[Excerpts from a dataset]
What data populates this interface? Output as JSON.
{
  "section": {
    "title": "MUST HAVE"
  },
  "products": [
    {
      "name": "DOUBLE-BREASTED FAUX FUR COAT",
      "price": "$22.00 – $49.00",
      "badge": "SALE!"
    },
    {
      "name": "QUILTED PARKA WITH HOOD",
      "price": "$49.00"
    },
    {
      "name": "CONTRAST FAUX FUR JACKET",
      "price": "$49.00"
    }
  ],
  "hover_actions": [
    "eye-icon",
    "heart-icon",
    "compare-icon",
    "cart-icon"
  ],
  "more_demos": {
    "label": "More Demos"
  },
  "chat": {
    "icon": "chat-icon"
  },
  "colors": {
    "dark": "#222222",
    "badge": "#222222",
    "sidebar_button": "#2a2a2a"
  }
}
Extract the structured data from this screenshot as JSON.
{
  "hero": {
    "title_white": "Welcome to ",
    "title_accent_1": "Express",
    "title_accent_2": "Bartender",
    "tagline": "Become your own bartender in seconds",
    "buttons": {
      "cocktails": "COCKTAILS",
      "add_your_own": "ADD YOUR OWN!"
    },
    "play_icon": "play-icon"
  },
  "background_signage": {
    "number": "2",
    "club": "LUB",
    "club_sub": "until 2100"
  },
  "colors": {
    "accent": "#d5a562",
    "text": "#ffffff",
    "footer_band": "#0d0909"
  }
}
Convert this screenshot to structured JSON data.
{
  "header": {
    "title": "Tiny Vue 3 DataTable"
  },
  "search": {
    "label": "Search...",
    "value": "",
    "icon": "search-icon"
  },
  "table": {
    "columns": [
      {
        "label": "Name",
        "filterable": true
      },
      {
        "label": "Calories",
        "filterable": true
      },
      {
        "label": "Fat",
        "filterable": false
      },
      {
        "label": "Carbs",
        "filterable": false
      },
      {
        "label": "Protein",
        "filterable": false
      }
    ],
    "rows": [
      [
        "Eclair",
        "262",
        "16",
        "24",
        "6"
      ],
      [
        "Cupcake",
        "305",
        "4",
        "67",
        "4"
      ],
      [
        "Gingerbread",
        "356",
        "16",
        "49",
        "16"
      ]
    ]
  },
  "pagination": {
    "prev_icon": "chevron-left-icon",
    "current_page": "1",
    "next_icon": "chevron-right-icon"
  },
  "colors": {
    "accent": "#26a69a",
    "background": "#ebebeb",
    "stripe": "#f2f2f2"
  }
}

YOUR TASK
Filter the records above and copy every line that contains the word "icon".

TASK SOLUTION
    "eye-icon",
    "heart-icon",
    "compare-icon",
    "cart-icon"
    "icon": "chat-icon"
    "play_icon": "play-icon"
    "icon": "search-icon"
    "prev_icon": "chevron-left-icon",
    "next_icon": "chevron-right-icon"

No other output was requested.